    After a few months of hard labor with a baby, I missed my job. I missed my co-workers, the energy of the newsroom, the sounds of adults talking. I missed feeling competent. And my family certainly missed my paycheck.     
    I did not, however, feel ready to put Jack in day care.

    I returned to work when he was 4 months old, having cobbled together a compromise plan to work a three-day, 30-hour week. Family members rearranged their schedules to be with the baby on the days I was gone.

    We juggled Jack. On work days I came home at lunch to visit. In the evenings I tried not to feel sad when I heard reports of all the funny things he had done that day. When there was more work than there was time, I returned to the office at night and wrote while my family slept. I worked from home on my days off, doing phone interviews with a baby in my lap, taking notes as Jack yanked the phone cord, grabbed for my pen.

    After a few months, I was exhausted.

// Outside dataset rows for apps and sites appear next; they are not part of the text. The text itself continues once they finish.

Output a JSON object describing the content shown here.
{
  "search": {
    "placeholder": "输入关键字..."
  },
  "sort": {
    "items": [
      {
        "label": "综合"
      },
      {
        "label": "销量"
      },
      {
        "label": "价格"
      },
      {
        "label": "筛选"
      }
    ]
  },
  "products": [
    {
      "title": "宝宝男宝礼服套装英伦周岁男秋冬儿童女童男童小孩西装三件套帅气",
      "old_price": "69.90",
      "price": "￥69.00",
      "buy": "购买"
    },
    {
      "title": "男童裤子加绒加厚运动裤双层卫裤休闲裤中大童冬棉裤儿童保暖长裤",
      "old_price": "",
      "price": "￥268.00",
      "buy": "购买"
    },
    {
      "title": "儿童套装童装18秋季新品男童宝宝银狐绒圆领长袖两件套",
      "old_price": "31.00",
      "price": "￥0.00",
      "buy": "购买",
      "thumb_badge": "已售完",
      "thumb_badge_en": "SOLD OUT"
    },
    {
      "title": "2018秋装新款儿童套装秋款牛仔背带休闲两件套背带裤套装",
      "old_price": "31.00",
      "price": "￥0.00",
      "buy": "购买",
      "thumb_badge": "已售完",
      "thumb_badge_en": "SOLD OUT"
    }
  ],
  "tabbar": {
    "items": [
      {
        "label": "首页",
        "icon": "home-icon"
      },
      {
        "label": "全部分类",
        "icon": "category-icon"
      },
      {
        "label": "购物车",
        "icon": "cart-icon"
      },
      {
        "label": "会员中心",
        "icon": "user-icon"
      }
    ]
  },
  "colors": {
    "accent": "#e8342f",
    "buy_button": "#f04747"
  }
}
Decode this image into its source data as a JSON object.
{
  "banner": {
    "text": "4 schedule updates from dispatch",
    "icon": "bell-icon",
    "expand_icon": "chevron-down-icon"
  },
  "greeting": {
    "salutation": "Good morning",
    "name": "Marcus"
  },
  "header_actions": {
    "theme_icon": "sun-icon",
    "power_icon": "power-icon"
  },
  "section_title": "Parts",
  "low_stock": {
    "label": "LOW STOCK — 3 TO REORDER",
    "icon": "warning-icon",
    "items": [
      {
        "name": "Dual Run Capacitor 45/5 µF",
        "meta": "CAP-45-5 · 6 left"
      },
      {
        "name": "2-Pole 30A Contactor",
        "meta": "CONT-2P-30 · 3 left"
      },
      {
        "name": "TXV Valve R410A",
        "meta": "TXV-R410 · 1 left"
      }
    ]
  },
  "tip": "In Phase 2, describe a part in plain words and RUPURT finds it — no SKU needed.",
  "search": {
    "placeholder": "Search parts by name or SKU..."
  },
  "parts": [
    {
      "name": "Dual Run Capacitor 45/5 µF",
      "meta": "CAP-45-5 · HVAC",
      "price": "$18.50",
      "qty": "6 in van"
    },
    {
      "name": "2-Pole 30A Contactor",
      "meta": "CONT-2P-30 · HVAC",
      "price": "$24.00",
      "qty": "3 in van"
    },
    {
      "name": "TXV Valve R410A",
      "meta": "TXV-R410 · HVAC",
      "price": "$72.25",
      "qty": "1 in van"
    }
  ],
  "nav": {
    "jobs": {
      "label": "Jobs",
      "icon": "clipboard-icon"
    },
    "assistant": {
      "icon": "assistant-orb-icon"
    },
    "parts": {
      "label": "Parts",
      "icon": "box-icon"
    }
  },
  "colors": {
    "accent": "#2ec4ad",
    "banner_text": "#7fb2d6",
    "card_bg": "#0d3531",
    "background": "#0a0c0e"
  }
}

I felt I was neglecting everything: my son, my job, my marriage. And seven months after I returned to the newsroom, I found myself sitting in front of my boss, trying to explain why I was quitting a job I loved.

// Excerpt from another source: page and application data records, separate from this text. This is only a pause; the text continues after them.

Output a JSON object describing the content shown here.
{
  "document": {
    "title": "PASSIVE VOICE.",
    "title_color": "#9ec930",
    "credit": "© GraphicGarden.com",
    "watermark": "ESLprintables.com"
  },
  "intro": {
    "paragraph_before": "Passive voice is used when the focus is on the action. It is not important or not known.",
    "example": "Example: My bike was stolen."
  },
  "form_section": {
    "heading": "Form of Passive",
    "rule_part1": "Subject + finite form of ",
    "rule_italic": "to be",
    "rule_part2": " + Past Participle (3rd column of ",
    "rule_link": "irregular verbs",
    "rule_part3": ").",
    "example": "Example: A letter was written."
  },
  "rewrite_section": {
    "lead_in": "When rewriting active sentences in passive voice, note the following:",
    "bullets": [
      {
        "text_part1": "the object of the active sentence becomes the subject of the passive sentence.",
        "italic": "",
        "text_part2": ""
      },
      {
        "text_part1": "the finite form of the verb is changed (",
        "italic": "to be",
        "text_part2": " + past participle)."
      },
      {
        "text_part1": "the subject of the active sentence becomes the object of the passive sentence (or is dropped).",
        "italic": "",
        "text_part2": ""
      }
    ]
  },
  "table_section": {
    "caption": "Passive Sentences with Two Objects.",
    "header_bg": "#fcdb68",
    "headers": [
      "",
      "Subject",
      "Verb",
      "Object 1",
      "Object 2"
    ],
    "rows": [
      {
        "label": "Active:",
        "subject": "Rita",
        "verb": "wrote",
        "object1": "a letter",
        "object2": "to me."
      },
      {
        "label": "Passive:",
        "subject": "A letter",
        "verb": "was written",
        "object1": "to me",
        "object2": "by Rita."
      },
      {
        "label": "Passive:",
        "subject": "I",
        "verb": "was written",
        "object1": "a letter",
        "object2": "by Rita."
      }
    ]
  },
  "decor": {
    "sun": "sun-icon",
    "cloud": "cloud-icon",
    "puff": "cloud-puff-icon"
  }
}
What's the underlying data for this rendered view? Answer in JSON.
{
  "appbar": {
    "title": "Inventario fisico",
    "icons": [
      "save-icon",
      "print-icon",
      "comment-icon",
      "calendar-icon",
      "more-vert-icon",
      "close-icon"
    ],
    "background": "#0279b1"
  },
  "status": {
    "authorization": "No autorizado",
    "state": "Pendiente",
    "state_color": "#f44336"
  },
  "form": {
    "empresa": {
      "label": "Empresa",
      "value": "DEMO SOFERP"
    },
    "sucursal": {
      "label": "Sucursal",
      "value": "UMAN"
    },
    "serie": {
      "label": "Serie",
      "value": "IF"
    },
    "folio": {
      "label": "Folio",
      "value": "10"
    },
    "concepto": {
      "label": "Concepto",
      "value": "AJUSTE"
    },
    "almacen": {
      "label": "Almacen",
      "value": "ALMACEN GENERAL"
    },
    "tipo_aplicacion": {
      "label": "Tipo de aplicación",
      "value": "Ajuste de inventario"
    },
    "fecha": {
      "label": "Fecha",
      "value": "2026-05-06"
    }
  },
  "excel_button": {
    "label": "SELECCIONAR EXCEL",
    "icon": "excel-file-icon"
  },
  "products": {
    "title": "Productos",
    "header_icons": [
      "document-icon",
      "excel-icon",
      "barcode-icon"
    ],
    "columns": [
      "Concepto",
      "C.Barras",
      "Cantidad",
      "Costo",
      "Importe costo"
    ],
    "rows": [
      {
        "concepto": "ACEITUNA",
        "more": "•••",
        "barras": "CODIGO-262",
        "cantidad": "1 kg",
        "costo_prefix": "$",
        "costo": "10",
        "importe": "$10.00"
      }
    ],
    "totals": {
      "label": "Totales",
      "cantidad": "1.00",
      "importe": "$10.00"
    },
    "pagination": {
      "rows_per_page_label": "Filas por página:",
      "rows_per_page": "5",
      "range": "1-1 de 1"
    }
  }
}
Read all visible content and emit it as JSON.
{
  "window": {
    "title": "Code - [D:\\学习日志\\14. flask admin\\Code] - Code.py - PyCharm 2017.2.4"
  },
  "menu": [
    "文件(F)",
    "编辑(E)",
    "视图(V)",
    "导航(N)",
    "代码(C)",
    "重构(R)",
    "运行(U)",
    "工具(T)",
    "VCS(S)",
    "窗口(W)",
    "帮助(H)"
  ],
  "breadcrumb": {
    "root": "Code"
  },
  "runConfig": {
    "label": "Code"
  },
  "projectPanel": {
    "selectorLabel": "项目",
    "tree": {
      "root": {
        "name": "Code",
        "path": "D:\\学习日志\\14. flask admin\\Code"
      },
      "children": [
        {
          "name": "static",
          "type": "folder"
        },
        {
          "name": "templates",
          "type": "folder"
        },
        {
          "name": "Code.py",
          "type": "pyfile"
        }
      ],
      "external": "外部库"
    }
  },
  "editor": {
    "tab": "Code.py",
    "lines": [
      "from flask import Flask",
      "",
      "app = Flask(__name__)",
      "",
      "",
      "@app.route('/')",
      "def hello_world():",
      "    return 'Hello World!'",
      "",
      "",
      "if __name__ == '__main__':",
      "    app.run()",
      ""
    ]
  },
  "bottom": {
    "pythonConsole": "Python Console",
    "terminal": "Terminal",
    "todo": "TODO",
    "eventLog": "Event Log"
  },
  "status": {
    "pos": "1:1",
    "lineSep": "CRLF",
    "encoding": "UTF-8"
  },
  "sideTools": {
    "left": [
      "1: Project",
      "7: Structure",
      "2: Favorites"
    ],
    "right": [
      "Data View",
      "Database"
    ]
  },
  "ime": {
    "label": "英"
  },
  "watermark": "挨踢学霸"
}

    It turned out not much explanation was required. Everyone understood. I think the only one who was surprised was me.

    That was 16 months ago. Now I work part-time, nights, editing stories and filling in for vacationing co-workers. It’s flexible, it lets me spend some time in the newsroom. As long as my husband and I are excruciatingly careful with our money, it makes ends meet. Best of all, I get to spend my days with Jack.

    I still miss being a newspaper reporter, though. I miss it every single day.

    But my son is 2 now — old enough to bat away my hand when I offer it, independent enough to chant "no no no" when I try to steal a kiss. I’m glad I was there when all he wanted was to hold tight to me.

    Maybe my career will never be what it could have been if I had stuck it out, kept working, plowed my way through the hardest parts. I know I’ve done some compromising. And now I know better than to try and predict what my career will look like in two years, or in 10.

    But childhood is so short, and it happens only once. Careers, if you’re willing to revise your expectations, can be a bit more forgiving.

    Besides, my life usually feels a lot more like a gift than a compromise. Missing my job is difficult. But it is easier, it turns out, than missing my son.